YOUR ASSIGNMENT> If a line in the records contains the string "MaikaVobla", show that line.

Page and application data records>

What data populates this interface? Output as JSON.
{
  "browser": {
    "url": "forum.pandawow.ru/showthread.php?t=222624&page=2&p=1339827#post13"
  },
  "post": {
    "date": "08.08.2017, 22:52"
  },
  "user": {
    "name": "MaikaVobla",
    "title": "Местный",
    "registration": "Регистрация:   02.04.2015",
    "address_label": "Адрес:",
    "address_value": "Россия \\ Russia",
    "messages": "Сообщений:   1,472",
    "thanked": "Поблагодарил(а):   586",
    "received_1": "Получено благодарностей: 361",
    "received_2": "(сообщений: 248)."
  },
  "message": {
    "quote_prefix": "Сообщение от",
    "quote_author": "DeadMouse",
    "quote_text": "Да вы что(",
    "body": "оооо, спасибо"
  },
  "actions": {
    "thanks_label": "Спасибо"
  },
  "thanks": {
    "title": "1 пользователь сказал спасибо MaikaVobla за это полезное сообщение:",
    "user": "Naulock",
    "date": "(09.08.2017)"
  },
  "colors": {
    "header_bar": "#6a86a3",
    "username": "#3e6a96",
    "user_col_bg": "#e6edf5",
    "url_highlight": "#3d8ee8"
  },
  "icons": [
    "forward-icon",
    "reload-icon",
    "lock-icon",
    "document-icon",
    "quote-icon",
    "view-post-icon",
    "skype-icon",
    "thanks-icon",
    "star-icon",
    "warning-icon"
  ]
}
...
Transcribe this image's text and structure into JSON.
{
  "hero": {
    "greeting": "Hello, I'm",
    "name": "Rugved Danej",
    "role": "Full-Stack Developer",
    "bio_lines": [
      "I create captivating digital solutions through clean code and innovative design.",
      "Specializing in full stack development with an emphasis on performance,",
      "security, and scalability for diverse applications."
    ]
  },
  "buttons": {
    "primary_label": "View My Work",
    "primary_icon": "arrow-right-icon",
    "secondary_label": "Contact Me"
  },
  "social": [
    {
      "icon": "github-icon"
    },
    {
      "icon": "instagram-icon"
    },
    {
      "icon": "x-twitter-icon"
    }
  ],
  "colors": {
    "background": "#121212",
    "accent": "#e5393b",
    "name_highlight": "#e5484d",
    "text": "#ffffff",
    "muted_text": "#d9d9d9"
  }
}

RESPONSE AREA>
    "name": "MaikaVobla",
    "title": "1 пользователь сказал спасибо MaikaVobla за это полезное сообщение:",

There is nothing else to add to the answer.